### What to produce
Print out every record exactly as it appears.

(Recorded data)
# # # # #
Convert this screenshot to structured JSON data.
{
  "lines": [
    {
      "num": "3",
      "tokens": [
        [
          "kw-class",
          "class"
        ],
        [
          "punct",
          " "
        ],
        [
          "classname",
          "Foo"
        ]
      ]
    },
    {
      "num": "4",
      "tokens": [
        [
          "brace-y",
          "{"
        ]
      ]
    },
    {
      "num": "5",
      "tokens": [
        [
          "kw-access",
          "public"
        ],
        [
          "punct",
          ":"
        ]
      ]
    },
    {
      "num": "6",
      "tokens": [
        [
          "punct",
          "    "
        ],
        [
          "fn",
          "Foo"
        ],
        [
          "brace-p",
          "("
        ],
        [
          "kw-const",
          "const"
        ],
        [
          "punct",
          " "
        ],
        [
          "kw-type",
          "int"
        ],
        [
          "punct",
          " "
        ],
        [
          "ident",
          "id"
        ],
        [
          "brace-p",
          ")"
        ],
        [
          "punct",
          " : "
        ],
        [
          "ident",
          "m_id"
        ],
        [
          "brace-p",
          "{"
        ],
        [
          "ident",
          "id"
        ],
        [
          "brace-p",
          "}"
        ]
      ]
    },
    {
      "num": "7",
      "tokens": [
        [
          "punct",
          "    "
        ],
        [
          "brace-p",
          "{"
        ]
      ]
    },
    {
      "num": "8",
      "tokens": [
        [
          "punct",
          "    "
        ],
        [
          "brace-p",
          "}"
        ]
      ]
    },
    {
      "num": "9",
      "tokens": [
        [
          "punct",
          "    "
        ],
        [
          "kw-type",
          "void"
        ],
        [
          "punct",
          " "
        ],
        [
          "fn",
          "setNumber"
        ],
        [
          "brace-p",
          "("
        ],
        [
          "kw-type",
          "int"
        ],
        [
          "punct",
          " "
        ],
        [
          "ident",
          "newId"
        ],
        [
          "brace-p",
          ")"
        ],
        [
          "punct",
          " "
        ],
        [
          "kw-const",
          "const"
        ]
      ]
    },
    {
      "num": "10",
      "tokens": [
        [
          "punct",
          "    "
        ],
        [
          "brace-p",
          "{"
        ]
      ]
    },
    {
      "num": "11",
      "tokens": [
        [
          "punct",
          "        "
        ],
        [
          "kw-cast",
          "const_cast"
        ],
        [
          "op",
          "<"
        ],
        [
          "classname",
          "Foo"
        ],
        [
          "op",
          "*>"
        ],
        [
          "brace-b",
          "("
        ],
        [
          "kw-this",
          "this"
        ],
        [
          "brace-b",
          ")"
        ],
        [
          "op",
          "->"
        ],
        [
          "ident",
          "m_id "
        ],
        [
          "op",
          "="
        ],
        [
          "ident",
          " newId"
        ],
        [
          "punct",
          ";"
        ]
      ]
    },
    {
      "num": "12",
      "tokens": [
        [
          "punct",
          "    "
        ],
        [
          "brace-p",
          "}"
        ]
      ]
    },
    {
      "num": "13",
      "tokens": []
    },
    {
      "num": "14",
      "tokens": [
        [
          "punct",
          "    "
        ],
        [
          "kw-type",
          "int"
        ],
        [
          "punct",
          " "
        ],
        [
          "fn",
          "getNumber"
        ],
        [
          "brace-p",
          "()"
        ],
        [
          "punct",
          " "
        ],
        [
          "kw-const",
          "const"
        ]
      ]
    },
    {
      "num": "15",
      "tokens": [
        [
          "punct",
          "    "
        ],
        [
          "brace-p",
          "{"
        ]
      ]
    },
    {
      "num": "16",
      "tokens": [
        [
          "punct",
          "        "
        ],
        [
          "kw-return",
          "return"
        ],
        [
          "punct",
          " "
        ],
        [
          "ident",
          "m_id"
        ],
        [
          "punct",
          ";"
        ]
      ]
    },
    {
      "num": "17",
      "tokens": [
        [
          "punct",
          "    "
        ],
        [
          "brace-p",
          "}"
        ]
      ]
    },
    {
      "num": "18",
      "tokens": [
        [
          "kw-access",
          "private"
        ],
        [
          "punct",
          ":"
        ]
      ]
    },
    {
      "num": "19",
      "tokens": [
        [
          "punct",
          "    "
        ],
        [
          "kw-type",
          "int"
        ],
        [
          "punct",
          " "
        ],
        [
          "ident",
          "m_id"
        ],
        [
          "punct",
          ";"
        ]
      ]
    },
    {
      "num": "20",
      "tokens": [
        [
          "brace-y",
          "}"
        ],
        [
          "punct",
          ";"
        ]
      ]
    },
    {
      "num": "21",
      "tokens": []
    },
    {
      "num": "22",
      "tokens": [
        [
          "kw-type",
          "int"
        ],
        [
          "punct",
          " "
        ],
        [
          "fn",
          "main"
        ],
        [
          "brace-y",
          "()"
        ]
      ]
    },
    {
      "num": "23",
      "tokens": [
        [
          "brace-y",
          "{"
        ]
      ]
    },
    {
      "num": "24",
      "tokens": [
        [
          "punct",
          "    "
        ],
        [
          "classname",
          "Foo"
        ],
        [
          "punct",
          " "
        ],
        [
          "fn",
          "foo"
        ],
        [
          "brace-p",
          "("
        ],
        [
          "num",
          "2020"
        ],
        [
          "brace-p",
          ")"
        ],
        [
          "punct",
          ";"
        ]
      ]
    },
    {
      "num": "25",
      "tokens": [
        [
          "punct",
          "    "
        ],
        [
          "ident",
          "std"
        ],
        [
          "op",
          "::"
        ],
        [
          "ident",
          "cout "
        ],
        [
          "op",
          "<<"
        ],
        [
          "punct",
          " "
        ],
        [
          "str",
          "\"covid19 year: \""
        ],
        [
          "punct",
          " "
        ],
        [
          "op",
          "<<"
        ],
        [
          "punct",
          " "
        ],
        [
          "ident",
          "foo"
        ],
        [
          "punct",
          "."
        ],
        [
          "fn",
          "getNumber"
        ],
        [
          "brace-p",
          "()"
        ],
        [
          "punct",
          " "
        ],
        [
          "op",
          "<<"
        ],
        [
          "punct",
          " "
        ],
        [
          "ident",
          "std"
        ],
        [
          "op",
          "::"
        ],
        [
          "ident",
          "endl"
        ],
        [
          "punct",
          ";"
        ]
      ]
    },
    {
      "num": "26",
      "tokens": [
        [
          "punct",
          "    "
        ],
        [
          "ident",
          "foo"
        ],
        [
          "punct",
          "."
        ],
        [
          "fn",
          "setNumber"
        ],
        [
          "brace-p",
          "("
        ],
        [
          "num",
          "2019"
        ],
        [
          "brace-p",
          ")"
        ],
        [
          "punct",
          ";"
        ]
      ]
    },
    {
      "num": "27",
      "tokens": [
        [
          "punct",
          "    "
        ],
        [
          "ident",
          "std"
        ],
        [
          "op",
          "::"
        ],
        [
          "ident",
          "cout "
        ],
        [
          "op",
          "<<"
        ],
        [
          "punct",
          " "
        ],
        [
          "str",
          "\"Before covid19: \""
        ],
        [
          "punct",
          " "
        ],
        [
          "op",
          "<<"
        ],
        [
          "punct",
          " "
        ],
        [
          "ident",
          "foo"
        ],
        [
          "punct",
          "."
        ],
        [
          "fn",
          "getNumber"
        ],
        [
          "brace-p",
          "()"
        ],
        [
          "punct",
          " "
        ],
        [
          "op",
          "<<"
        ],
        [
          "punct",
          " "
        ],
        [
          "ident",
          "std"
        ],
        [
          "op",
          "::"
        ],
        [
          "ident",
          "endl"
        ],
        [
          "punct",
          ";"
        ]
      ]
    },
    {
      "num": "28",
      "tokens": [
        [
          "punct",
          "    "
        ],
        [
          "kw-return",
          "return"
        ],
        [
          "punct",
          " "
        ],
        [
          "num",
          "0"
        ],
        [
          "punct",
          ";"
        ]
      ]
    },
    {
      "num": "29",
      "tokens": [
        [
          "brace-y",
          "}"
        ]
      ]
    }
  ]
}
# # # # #
### Answer box
Convert this screenshot to structured JSON data.
{
  "lines": [
    {
      "num": "3",
      "tokens": [
        [
          "kw-class",
          "class"
        ],
        [
          "punct",
          " "
        ],
        [
          "classname",
          "Foo"
        ]
      ]
    },
    {
      "num": "4",
      "tokens": [
        [
          "brace-y",
          "{"
        ]
      ]
    },
    {
      "num": "5",
      "tokens": [
        [
          "kw-access",
          "public"
        ],
        [
          "punct",
          ":"
        ]
      ]
    },
    {
      "num": "6",
      "tokens": [
        [
          "punct",
          "    "
        ],
        [
          "fn",
          "Foo"
        ],
        [
          "brace-p",
          "("
        ],
        [
          "kw-const",
          "const"
        ],
        [
          "punct",
          " "
        ],
        [
          "kw-type",
          "int"
        ],
        [
          "punct",
          " "
        ],
        [
          "ident",
          "id"
        ],
        [
          "brace-p",
          ")"
        ],
        [
          "punct",
          " : "
        ],
        [
          "ident",
          "m_id"
        ],
        [
          "brace-p",
          "{"
        ],
        [
          "ident",
          "id"
        ],
        [
          "brace-p",
          "}"
        ]
      ]
    },
    {
      "num": "7",
      "tokens": [
        [
          "punct",
          "    "
        ],
        [
          "brace-p",
          "{"
        ]
      ]
    },
    {
      "num": "8",
      "tokens": [
        [
          "punct",
          "    "
        ],
        [
          "brace-p",
          "}"
        ]
      ]
    },
    {
      "num": "9",
      "tokens": [
        [
          "punct",
          "    "
        ],
        [
          "kw-type",
          "void"
        ],
        [
          "punct",
          " "
        ],
        [
          "fn",
          "setNumber"
        ],
        [
          "brace-p",
          "("
        ],
        [
          "kw-type",
          "int"
        ],
        [
          "punct",
          " "
        ],
        [
          "ident",
          "newId"
        ],
        [
          "brace-p",
          ")"
        ],
        [
          "punct",
          " "
        ],
        [
          "kw-const",
          "const"
        ]
      ]
    },
    {
      "num": "10",
      "tokens": [
        [
          "punct",
          "    "
        ],
        [
          "brace-p",
          "{"
        ]
      ]
    },
    {
      "num": "11",
      "tokens": [
        [
          "punct",
          "        "
        ],
        [
          "kw-cast",
          "const_cast"
        ],
        [
          "op",
          "<"
        ],
        [
          "classname",
          "Foo"
        ],
        [
          "op",
          "*>"
        ],
        [
          "brace-b",
          "("
        ],
        [
          "kw-this",
          "this"
        ],
        [
          "brace-b",
          ")"
        ],
        [
          "op",
          "->"
        ],
        [
          "ident",
          "m_id "
        ],
        [
          "op",
          "="
        ],
        [
          "ident",
          " newId"
        ],
        [
          "punct",
          ";"
        ]
      ]
    },
    {
      "num": "12",
      "tokens": [
        [
          "punct",
          "    "
        ],
        [
          "brace-p",
          "}"
        ]
      ]
    },
    {
      "num": "13",
      "tokens": []
    },
    {
      "num": "14",
      "tokens": [
        [
          "punct",
          "    "
        ],
        [
          "kw-type",
          "int"
        ],
        [
          "punct",
          " "
        ],
        [
          "fn",
          "getNumber"
        ],
        [
          "brace-p",
          "()"
        ],
        [
          "punct",
          " "
        ],
        [
          "kw-const",
          "const"
        ]
      ]
    },
    {
      "num": "15",
      "tokens": [
        [
          "punct",
          "    "
        ],
        [
          "brace-p",
          "{"
        ]
      ]
    },
    {
      "num": "16",
      "tokens": [
        [
          "punct",
          "        "
        ],
        [
          "kw-return",
          "return"
        ],
        [
          "punct",
          " "
        ],
        [
          "ident",
          "m_id"
        ],
        [
          "punct",
          ";"
        ]
      ]
    },
    {
      "num": "17",
      "tokens": [
        [
          "punct",
          "    "
        ],
        [
          "brace-p",
          "}"
        ]
      ]
    },
    {
      "num": "18",
      "tokens": [
        [
          "kw-access",
          "private"
        ],
        [
          "punct",
          ":"
        ]
      ]
    },
    {
      "num": "19",
      "tokens": [
        [
          "punct",
          "    "
        ],
        [
          "kw-type",
          "int"
        ],
        [
          "punct",
          " "
        ],
        [
          "ident",
          "m_id"
        ],
        [
          "punct",
          ";"
        ]
      ]
    },
    {
      "num": "20",
      "tokens": [
        [
          "brace-y",
          "}"
        ],
        [
          "punct",
          ";"
        ]
      ]
    },
    {
      "num": "21",
      "tokens": []
    },
    {
      "num": "22",
      "tokens": [
        [
          "kw-type",
          "int"
        ],
        [
          "punct",
          " "
        ],
        [
          "fn",
          "main"
        ],
        [
          "brace-y",
          "()"
        ]
      ]
    },
    {
      "num": "23",
      "tokens": [
        [
          "brace-y",
          "{"
        ]
      ]
    },
    {
      "num": "24",
      "tokens": [
        [
          "punct",
          "    "
        ],
        [
          "classname",
          "Foo"
        ],
        [
          "punct",
          " "
        ],
        [
          "fn",
          "foo"
        ],
        [
          "brace-p",
          "("
        ],
        [
          "num",
          "2020"
        ],
        [
          "brace-p",
          ")"
        ],
        [
          "punct",
          ";"
        ]
      ]
    },
    {
      "num": "25",
      "tokens": [
        [
          "punct",
          "    "
        ],
        [
          "ident",
          "std"
        ],
        [
          "op",
          "::"
        ],
        [
          "ident",
          "cout "
        ],
        [
          "op",
          "<<"
        ],
        [
          "punct",
          " "
        ],
        [
          "str",
          "\"covid19 year: \""
        ],
        [
          "punct",
          " "
        ],
        [
          "op",
          "<<"
        ],
        [
          "punct",
          " "
        ],
        [
          "ident",
          "foo"
        ],
        [
          "punct",
          "."
        ],
        [
          "fn",
          "getNumber"
        ],
        [
          "brace-p",
          "()"
        ],
        [
          "punct",
          " "
        ],
        [
          "op",
          "<<"
        ],
        [
          "punct",
          " "
        ],
        [
          "ident",
          "std"
        ],
        [
          "op",
          "::"
        ],
        [
          "ident",
          "endl"
        ],
        [
          "punct",
          ";"
        ]
      ]
    },
    {
      "num": "26",
      "tokens": [
        [
          "punct",
          "    "
        ],
        [
          "ident",
          "foo"
        ],
        [
          "punct",
          "."
        ],
        [
          "fn",
          "setNumber"
        ],
        [
          "brace-p",
          "("
        ],
        [
          "num",
          "2019"
        ],
        [
          "brace-p",
          ")"
        ],
        [
          "punct",
          ";"
        ]
      ]
    },
    {
      "num": "27",
      "tokens": [
        [
          "punct",
          "    "
        ],
        [
          "ident",
          "std"
        ],
        [
          "op",
          "::"
        ],
        [
          "ident",
          "cout "
        ],
        [
          "op",
          "<<"
        ],
        [
          "punct",
          " "
        ],
        [
          "str",
          "\"Before covid19: \""
        ],
        [
          "punct",
          " "
        ],
        [
          "op",
          "<<"
        ],
        [
          "punct",
          " "
        ],
        [
          "ident",
          "foo"
        ],
        [
          "punct",
          "."
        ],
        [
          "fn",
          "getNumber"
        ],
        [
          "brace-p",
          "()"
        ],
        [
          "punct",
          " "
        ],
        [
          "op",
          "<<"
        ],
        [
          "punct",
          " "
        ],
        [
          "ident",
          "std"
        ],
        [
          "op",
          "::"
        ],
        [
          "ident",
          "endl"
        ],
        [
          "punct",
          ";"
        ]
      ]
    },
    {
      "num": "28",
      "tokens": [
        [
          "punct",
          "    "
        ],
        [
          "kw-return",
          "return"
        ],
        [
          "punct",
          " "
        ],
        [
          "num",
          "0"
        ],
        [
          "punct",
          ";"
        ]
      ]
    },
    {
      "num": "29",
      "tokens": [
        [
          "brace-y",
          "}"
        ]
      ]
    }
  ]
}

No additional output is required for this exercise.